The Content is general information only. It is not intended to constitute legal advice or seek to be the complete and comprehensive statement of the law, nor is it intended to address your specific requirements or provide advice on which reliance should be placed. Mondaq and/or its Contributors and other suppliers make no representations about the suitability of the information contained in the Content for any purpose. All Content provided "as is" without warranty of any kind. Mondaq and/or its Contributors and other suppliers hereby exclude and disclaim all representations, warranties or guarantees with regard to the Content, including all implied warranties and conditions of merchantability, fitness for a particular purpose, title and non-infringement. To the maximum extent permitted by law, Mondaq expressly excludes all representations, warranties, obligations, and liabilities arising out of or in connection with all Content. In no event shall Mondaq and/or its respective suppliers be liable for any special, indirect or consequential damages or any damages whatsoever resulting from loss of use, data or profits, whether in an action of contract, negligence or other tortious action, arising out of or in connection with the use of the Content or performance of Mondaq’s Services.


Mondaq may alter or amend these Terms by amending them on the Website. By continuing to Use the Services and/or the Website after such amendment, you will be deemed to have accepted any amendment to these Terms.

These Terms shall be governed by and construed in accordance with the laws of England and Wales and you irrevocably submit to the exclusive jurisdiction of the courts of England and Wales to settle any dispute which may arise out of or in connection with these Terms. If you live outside the United Kingdom, English law shall apply only to the extent that English law shall not deprive you of any legal protection accorded in accordance with the law of the place where you are habitually resident ("Local Law"). In the event English law deprives you of any legal protection which is accorded to you under Local Law, then these terms shall be governed by Local Law and any dispute or claim arising out of or in connection with these Terms shall be subject to the non-exclusive jurisdiction of the courts where you are habitually resident.

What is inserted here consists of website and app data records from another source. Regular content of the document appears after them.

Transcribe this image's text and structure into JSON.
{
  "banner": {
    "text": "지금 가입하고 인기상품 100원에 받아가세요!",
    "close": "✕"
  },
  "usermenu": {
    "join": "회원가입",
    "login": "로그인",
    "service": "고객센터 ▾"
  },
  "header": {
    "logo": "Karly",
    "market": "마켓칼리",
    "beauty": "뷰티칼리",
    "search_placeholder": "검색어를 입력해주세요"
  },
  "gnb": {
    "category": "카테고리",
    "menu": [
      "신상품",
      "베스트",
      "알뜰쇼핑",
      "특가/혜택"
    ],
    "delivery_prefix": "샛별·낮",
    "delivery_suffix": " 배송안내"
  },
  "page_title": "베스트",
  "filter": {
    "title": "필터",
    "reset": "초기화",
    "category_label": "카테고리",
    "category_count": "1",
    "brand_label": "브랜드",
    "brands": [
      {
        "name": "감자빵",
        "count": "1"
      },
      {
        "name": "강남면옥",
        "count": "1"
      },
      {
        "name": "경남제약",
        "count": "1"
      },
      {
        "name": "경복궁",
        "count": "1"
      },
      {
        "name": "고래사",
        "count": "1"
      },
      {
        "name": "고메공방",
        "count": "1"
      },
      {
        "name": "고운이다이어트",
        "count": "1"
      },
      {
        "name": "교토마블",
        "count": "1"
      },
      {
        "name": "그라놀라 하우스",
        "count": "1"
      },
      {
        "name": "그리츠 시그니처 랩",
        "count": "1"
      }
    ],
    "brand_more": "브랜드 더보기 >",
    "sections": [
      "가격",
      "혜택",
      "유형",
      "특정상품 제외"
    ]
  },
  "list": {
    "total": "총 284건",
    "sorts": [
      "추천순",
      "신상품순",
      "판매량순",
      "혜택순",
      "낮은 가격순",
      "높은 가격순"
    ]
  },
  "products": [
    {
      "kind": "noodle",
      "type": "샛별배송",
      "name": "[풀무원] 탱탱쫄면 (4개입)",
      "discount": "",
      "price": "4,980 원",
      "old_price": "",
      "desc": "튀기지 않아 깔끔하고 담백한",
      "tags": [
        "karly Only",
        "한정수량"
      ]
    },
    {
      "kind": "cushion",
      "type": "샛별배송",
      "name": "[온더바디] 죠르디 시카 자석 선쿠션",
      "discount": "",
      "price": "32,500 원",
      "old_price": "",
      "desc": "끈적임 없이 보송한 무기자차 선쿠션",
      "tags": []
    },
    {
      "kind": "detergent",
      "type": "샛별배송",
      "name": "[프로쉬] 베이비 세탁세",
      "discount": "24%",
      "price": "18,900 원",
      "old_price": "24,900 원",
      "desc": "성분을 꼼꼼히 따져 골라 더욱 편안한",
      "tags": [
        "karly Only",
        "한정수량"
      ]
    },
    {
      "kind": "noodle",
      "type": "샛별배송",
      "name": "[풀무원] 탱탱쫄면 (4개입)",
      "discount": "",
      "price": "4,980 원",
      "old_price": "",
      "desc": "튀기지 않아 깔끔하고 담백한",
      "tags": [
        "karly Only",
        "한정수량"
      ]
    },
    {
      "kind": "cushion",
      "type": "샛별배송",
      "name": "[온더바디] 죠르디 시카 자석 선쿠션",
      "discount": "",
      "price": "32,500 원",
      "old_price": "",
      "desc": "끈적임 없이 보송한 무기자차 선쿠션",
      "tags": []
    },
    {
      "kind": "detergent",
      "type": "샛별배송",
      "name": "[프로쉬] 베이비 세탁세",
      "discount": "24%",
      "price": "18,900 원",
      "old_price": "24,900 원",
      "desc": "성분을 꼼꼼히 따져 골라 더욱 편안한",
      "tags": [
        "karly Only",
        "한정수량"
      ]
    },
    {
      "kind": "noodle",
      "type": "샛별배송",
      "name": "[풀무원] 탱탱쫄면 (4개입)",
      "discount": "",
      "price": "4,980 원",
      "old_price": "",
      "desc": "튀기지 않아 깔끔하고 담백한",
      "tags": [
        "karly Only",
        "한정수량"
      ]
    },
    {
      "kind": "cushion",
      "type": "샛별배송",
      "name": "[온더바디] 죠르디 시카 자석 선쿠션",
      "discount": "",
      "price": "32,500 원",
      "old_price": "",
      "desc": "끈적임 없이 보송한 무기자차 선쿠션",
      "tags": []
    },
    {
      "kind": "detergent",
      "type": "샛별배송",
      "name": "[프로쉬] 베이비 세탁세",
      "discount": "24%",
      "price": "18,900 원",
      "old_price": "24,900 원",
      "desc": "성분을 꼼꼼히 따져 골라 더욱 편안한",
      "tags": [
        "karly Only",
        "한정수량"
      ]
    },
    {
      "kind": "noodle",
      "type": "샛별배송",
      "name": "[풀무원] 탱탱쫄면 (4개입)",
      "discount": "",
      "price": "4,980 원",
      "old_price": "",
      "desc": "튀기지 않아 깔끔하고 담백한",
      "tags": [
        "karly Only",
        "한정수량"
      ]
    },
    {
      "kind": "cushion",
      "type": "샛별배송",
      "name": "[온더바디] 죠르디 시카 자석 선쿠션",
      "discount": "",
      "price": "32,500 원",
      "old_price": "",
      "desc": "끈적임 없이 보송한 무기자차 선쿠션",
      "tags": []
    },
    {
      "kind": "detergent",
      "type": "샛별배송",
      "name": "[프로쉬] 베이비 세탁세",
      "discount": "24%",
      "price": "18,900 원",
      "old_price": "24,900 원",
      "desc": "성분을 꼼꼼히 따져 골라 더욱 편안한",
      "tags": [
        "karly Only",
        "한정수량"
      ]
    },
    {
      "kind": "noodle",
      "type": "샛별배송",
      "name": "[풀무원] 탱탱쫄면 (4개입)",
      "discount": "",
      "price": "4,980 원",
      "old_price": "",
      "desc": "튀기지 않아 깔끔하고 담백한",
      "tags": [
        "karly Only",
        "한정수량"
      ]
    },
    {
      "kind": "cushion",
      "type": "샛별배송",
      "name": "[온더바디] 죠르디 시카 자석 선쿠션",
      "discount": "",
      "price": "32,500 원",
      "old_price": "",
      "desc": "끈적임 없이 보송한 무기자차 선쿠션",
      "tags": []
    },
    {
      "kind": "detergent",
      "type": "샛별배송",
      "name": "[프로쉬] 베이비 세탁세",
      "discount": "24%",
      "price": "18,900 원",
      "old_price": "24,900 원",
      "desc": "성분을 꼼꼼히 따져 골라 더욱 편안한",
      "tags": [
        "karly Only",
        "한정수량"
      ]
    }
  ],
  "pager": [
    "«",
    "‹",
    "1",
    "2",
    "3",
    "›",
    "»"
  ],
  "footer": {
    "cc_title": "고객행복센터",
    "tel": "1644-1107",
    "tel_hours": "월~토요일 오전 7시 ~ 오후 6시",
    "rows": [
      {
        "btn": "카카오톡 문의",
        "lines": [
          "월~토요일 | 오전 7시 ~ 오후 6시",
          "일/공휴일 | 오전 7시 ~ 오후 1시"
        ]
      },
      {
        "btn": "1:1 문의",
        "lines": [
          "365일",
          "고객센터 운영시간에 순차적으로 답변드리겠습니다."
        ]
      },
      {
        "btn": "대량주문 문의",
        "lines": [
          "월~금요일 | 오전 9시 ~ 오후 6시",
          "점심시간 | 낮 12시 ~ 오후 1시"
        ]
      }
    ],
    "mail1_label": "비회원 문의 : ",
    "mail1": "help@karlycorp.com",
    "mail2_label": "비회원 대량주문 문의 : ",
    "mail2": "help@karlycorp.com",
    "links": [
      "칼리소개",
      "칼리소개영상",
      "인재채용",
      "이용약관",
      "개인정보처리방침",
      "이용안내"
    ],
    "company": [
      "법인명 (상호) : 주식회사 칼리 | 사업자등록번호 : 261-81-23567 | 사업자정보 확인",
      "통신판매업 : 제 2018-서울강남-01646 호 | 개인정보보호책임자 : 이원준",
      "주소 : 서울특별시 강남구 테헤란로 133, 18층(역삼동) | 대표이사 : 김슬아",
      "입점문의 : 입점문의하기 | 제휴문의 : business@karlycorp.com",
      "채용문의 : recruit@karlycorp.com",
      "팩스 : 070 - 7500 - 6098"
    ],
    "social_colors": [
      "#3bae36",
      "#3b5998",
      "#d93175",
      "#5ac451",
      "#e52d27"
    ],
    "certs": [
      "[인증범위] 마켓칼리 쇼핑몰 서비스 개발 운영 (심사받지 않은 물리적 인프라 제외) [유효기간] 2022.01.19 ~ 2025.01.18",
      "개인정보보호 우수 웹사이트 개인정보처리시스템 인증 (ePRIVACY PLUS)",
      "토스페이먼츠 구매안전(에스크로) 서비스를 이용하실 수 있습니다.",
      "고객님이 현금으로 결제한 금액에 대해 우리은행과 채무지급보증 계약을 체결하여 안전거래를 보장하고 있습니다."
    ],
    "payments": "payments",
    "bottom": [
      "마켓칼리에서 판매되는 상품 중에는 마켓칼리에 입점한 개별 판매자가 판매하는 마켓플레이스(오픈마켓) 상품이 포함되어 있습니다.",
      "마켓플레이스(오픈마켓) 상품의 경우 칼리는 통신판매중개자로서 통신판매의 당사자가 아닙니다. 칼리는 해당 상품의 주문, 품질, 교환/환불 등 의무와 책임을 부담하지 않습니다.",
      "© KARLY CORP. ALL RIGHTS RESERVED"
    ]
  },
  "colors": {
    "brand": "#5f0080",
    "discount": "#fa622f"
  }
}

You may print and keep a copy of these Terms, which form the entire agreement between you and Mondaq and supersede any other communications or advertising in respect of the Service and/or the Website.

No delay in exercising or non-exercise by you and/or Mondaq of any of its rights under or in connection with these Terms shall operate as a waiver or release of each of your or Mondaq’s right. Rather, any such waiver or release must be specifically granted in writing signed by the party granting it.

If any part of these Terms is held unenforceable, that part shall be enforced to the maximum extent permissible so as to give effect to the intent of the parties, and the Terms shall continue in full force and effect.

Mondaq shall not incur any liability to you on account of any loss or damage resulting from any delay or failure to perform all or any part of these Terms if such delay or failure is caused, in whole or in part, by events, occurrences, or causes beyond the control of Mondaq. Such events, occurrences or causes will include, without limitation, acts of God, strikes, lockouts, server and network failure, riots, acts of war, earthquakes, fire and explosions.

By clicking Register you state you have read and agree to our Terms and Conditions